Birmingham is in a bit of a craze about the High Speed 2 rail link which is going to be built between Birmingham and London – its great news for Birmingham, it brings jobs (40,000 est) and puts Birmingham 49mins from London. They are somewhat tongue in cheek referring to Birmingham as Zone 4 of the London underground. Beneath the eye-catching 49 minute journey times is the real benefit, which is that it will free up capacity on the local lines, meaning more trains and more reliable trains, both of which are a massive issue as anyone who commutes into Birmingham on a daily basis can testify to.
All that said, I am wondering if we are about to make a £22bn mistake. We are putting in technology that has been around for fifty years and is likely to be completely redundant in the next 20. One of the challenges of our railways has been that of legacy infrastructure, which has been in place since 1825, that we have had to maintain, upgrade and replace. Many countries (such as Japan) leap-frogged and put in infrastructure capable of running High speed trains (>200 km/h) from day one.
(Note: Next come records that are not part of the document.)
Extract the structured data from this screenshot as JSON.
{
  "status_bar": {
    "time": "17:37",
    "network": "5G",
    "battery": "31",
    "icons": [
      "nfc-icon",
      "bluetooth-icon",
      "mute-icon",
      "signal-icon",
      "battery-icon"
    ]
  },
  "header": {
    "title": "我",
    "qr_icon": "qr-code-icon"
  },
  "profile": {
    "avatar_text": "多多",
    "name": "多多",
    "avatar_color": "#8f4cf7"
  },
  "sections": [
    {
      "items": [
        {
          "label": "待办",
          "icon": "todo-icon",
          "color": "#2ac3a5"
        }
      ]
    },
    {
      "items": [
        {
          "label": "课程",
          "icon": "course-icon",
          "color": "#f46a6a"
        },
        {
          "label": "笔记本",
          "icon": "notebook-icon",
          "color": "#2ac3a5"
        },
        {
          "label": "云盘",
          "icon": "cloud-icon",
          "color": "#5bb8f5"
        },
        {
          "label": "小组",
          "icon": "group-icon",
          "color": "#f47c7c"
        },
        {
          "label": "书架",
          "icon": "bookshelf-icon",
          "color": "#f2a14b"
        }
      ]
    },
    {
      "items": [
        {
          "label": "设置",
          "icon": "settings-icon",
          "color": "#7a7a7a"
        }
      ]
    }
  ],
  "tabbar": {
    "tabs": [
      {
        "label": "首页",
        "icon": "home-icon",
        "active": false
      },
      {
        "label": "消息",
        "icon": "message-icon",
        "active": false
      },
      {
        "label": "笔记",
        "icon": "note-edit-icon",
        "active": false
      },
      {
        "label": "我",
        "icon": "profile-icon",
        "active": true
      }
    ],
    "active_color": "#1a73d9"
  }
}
It can be likened to the mobile commerce in Africa?—?many African countries are leading the way because they leap-frogged the laying of cable & fibre and just built modern 3g & 4g mobile infrastructure. They now don’t need to deal with the legacy issues that the UK does with old slow copper in the ground which is very expensive to maintain and upgrade.
If there was a future-proof alternative to mass transport at speed, should we at least not consider it before committing to a £22bn project that is going to take 9 years to complete (likely much longer given that these things always overrun)? I suspect we are way to late for this but there are viable alternatives and I think history will show how stupid it was not to have considered it.
I am not talking about driverless buses, cars or flying drone taxis that are all going to be viable alternatives in the next 20–50 years. I am talking about Hyperloop.
Hyperloop is a conceptual high-speed transportation system originally put forward by entrepreneur Elon Musk, incorporating reduced-pressure tubes in which pressurised pods ride on an air cushion driven by linear induction motors and air compressors.
In May 2013, Musk likened the Hyperloop to a “cross between a Concorde and a railgun and an air hockey table,” while noting that it has no need for rails. He believes it could work either below or above ground.
Hyperloop operates by sending specially designed “pods” through a continuous steel tube maintained at a partial vacuum. Each capsule floats on a 0.5-to-1.3-millimetre (0.02 to 0.05 inch) layer of air provided under pressure to air-caster “skis”, similar to how pucks are suspended in an air hockey table, thus avoiding the use of maglev while still allowing for speeds that wheels cannot sustain.
Concept design of Hyperloop by Camilo Sanchez
Linear induction motors located along the tube would accelerate and decelerate the capsule to the appropriate speed for each section of the tube route. With rolling resistance eliminated and air resistance greatly reduced, the capsules are theorised to be able to glide for the bulk of the journey.
Hyperloop will travel at 760 mph (1,220 km/h) so as to maintain aerodynamic efficiency; the design proposes that passengers experience a maximum inertial acceleration of 0.5 g, about 2 or 3 times that of a commercial airliner on take-off and landing.
Is it far fetched or is it a viable option? Hyperloop Transport Technologies (HTT) are building an 8km test track in the Californian desert with the hope of running full tests by the end of 2016. They expect to have a passenger ready system by 2020, just 4 years away, which means we could hold HS2 to see if Hyperloop works and still build Hyperloop between Birmingham and London before HS2 is completed. Lets be honest, we all know that HS2 is not going to deliver on time, these things never do.
Birmingham to London 140miles
HS2 cost £22bn est
Hyperloop cost £5.1bn est
HS2 time 49 mins
Hyperloop time 14 mins
Hyperloop is cheaper and faster.
HTT have just signed (March 2016) an agreement with the government of Slovakia to build a Hyperloop, with possible links between Bratislava, Vienna and Budapest.
This is a forward thinking government that is building for the future, not for the past.